DATA SUPPLIED Start Marker
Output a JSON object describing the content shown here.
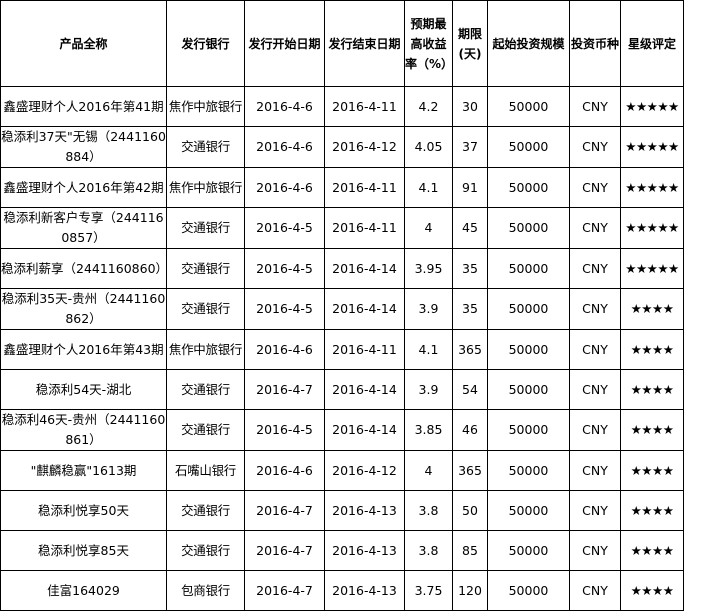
{
  "table": {
    "headers": [
      "产品全称",
      "发行银行",
      "发行开始日期",
      "发行结束日期",
      "预期最高收益率（%）",
      "期限(天)",
      "起始投资规模",
      "投资币种",
      "星级评定"
    ],
    "rows": [
      [
        "鑫盛理财个人2016年第41期",
        "焦作中旅银行",
        "2016-4-6",
        "2016-4-11",
        "4.2",
        "30",
        "50000",
        "CNY",
        "★★★★★"
      ],
      [
        "稳添利37天\"无锡（2441160884）",
        "交通银行",
        "2016-4-6",
        "2016-4-12",
        "4.05",
        "37",
        "50000",
        "CNY",
        "★★★★★"
      ],
      [
        "鑫盛理财个人2016年第42期",
        "焦作中旅银行",
        "2016-4-6",
        "2016-4-11",
        "4.1",
        "91",
        "50000",
        "CNY",
        "★★★★★"
      ],
      [
        "稳添利新客户专享（2441160857）",
        "交通银行",
        "2016-4-5",
        "2016-4-11",
        "4",
        "45",
        "50000",
        "CNY",
        "★★★★★"
      ],
      [
        "稳添利薪享（2441160860）",
        "交通银行",
        "2016-4-5",
        "2016-4-14",
        "3.95",
        "35",
        "50000",
        "CNY",
        "★★★★★"
      ],
      [
        "稳添利35天-贵州（2441160862）",
        "交通银行",
        "2016-4-5",
        "2016-4-14",
        "3.9",
        "35",
        "50000",
        "CNY",
        "★★★★"
      ],
      [
        "鑫盛理财个人2016年第43期",
        "焦作中旅银行",
        "2016-4-6",
        "2016-4-11",
        "4.1",
        "365",
        "50000",
        "CNY",
        "★★★★"
      ],
      [
        "稳添利54天-湖北",
        "交通银行",
        "2016-4-7",
        "2016-4-14",
        "3.9",
        "54",
        "50000",
        "CNY",
        "★★★★"
      ],
      [
        "稳添利46天-贵州（2441160861）",
        "交通银行",
        "2016-4-5",
        "2016-4-14",
        "3.85",
        "46",
        "50000",
        "CNY",
        "★★★★"
      ],
      [
        "\"麒麟稳赢\"1613期",
        "石嘴山银行",
        "2016-4-6",
        "2016-4-12",
        "4",
        "365",
        "50000",
        "CNY",
        "★★★★"
      ],
      [
        "稳添利悦享50天",
        "交通银行",
        "2016-4-7",
        "2016-4-13",
        "3.8",
        "50",
        "50000",
        "CNY",
        "★★★★"
      ],
      [
        "稳添利悦享85天",
        "交通银行",
        "2016-4-7",
        "2016-4-13",
        "3.8",
        "85",
        "50000",
        "CNY",
        "★★★★"
      ],
      [
        "佳富164029",
        "包商银行",
        "2016-4-7",
        "2016-4-13",
        "3.75",
        "120",
        "50000",
        "CNY",
        "★★★★"
      ]
    ]
  }
}
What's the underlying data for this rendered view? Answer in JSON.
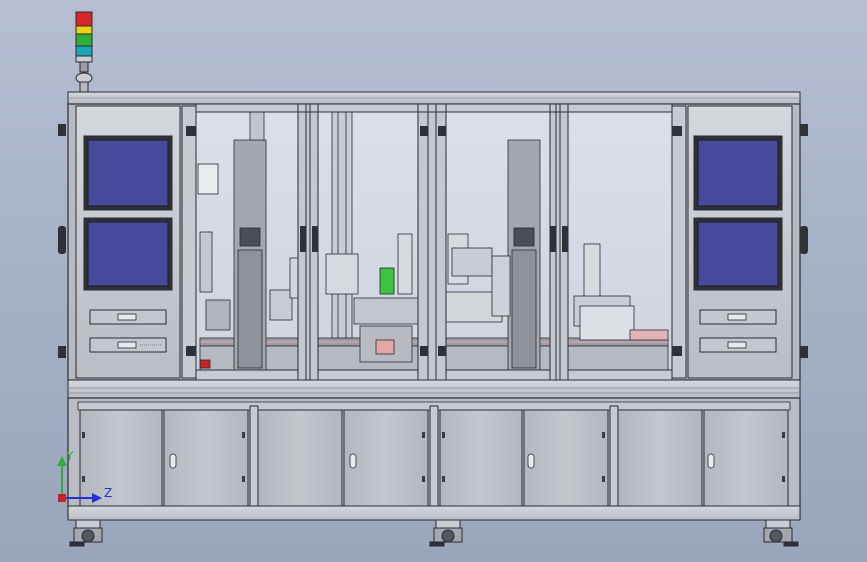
{
  "colors": {
    "background_top": "#b6bfd2",
    "background_bottom": "#9aa4ba",
    "frame": "#c9ccd2",
    "frame_dark": "#8a8d94",
    "outline": "#2a2c30",
    "panel": "#bdc0c6",
    "screen": "#47499a",
    "glass": "#d8dbe6",
    "signal_red": "#d9262b",
    "signal_yellow": "#e9d217",
    "signal_green": "#2fae3a",
    "signal_cyan": "#1fa5b5",
    "axis_z": "#2530d8",
    "axis_y": "#2fae3a",
    "machine_part": "#a4a7ae",
    "part_green": "#3fc23d",
    "part_red": "#c9202a"
  },
  "icons": {
    "signal_tower": "signal-tower-icon",
    "axis_triad": "axis-triad-icon",
    "caster_wheel": "caster-wheel-icon",
    "door_handle": "door-handle-icon",
    "lock": "keyhole-icon"
  },
  "axes": {
    "z_label": "Z",
    "y_label": "Y"
  },
  "layout": {
    "left_screens": 2,
    "right_screens": 2,
    "glass_doors": 4,
    "lower_cabinet_doors": 8,
    "casters": 3
  }
}
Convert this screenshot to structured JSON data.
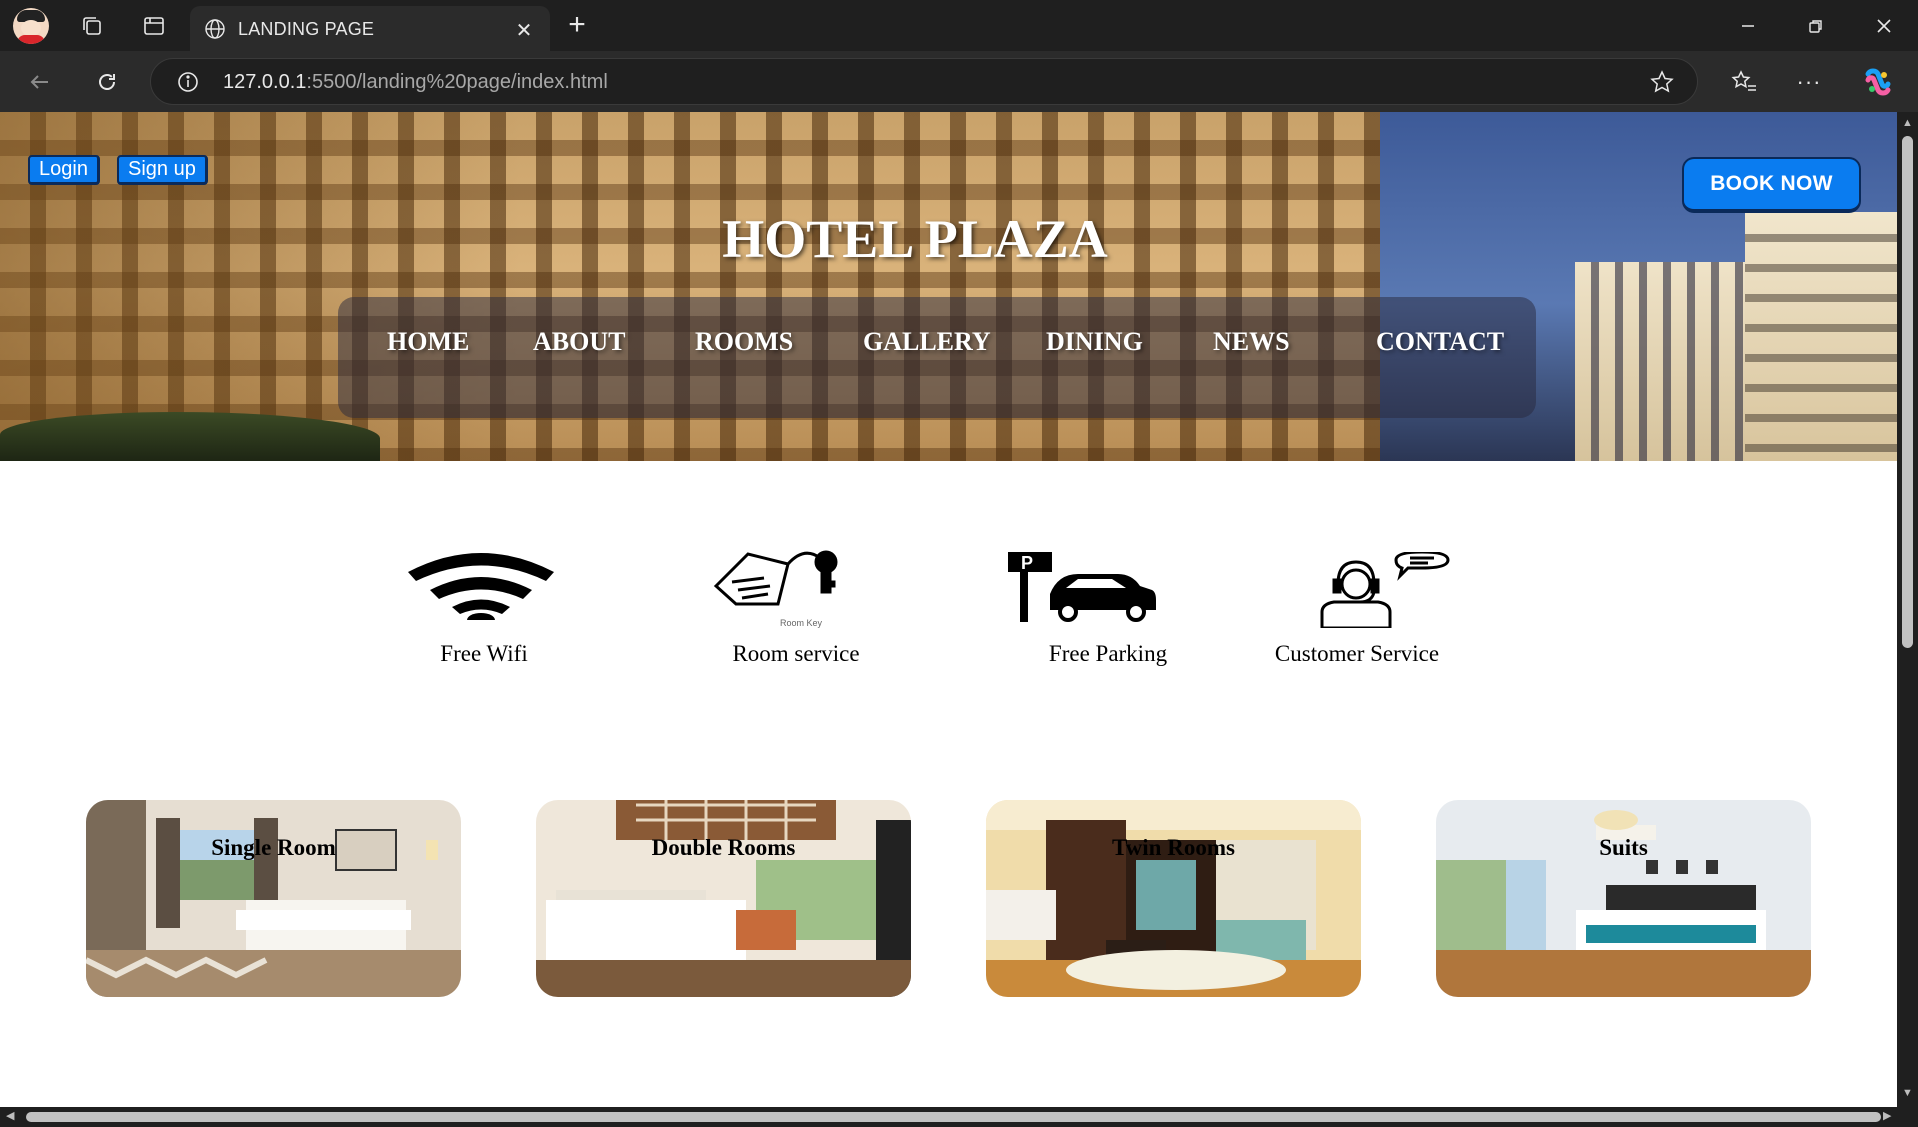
{
  "browser": {
    "tab_title": "LANDING PAGE",
    "url_host": "127.0.0.1",
    "url_path": ":5500/landing%20page/index.html"
  },
  "hero": {
    "login_label": "Login",
    "signup_label": "Sign up",
    "title": "HOTEL PLAZA",
    "book_label": "BOOK NOW",
    "nav": [
      "HOME",
      "ABOUT",
      "ROOMS",
      "GALLERY",
      "DINING",
      "NEWS",
      "CONTACT"
    ]
  },
  "features": [
    {
      "label": "Free Wifi",
      "icon": "wifi-icon"
    },
    {
      "label": "Room service",
      "icon": "room-key-icon",
      "caption": "Room Key"
    },
    {
      "label": "Free Parking",
      "icon": "parking-icon"
    },
    {
      "label": "Customer Service",
      "icon": "headset-icon"
    }
  ],
  "rooms": [
    {
      "label": "Single Room"
    },
    {
      "label": "Double Rooms"
    },
    {
      "label": "Twin Rooms"
    },
    {
      "label": "Suits"
    }
  ],
  "colors": {
    "accent": "#0a7cf0",
    "chrome_bg": "#1f1f1f",
    "toolbar_bg": "#2b2b2b"
  }
}
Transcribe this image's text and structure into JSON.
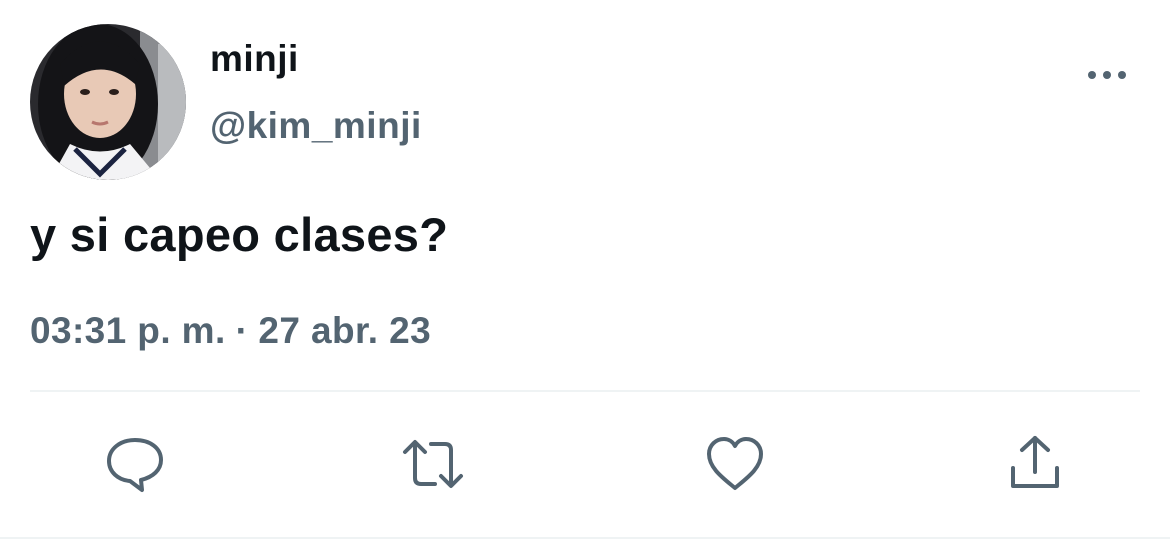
{
  "tweet": {
    "display_name": "minji",
    "handle": "@kim_minji",
    "text": "y si capeo clases?",
    "time": "03:31 p. m.",
    "separator": "·",
    "date": "27 abr. 23"
  },
  "icons": {
    "avatar": "profile-photo",
    "more": "more-options-icon",
    "reply": "reply-icon",
    "retweet": "retweet-icon",
    "like": "heart-icon",
    "share": "share-icon"
  },
  "colors": {
    "text_primary": "#0f1419",
    "text_secondary": "#536471",
    "divider": "#eff3f4"
  }
}
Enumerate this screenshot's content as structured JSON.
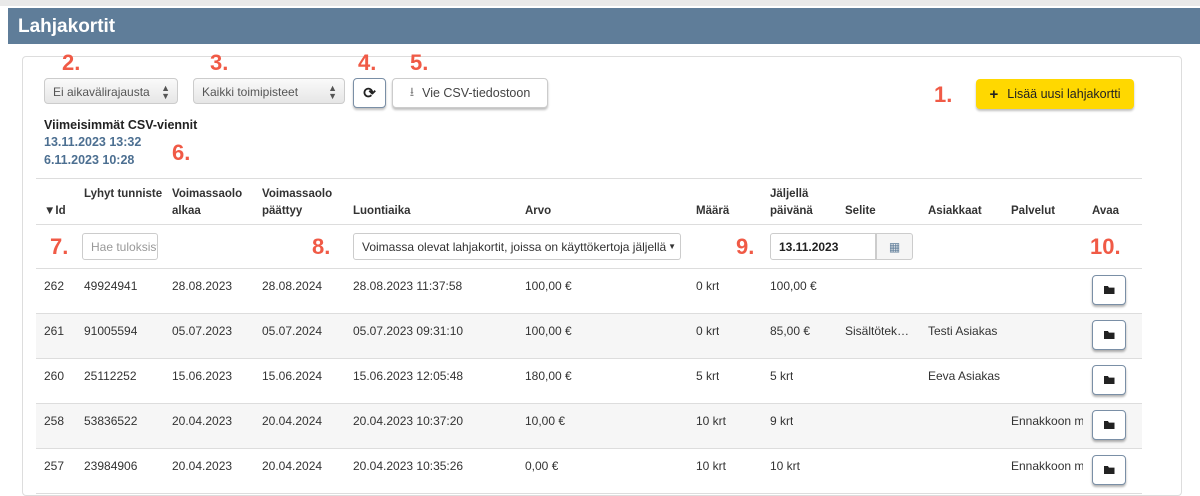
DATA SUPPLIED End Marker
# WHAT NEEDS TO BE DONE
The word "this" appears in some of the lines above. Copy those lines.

# OUTPUT BELOW
What's the underlying data for this rendered view? Answer in JSON.
Convert this screenshot to structured JSON data.
Transcribe this image's text and structure into JSON.
Enumerate this screenshot's content as structured JSON.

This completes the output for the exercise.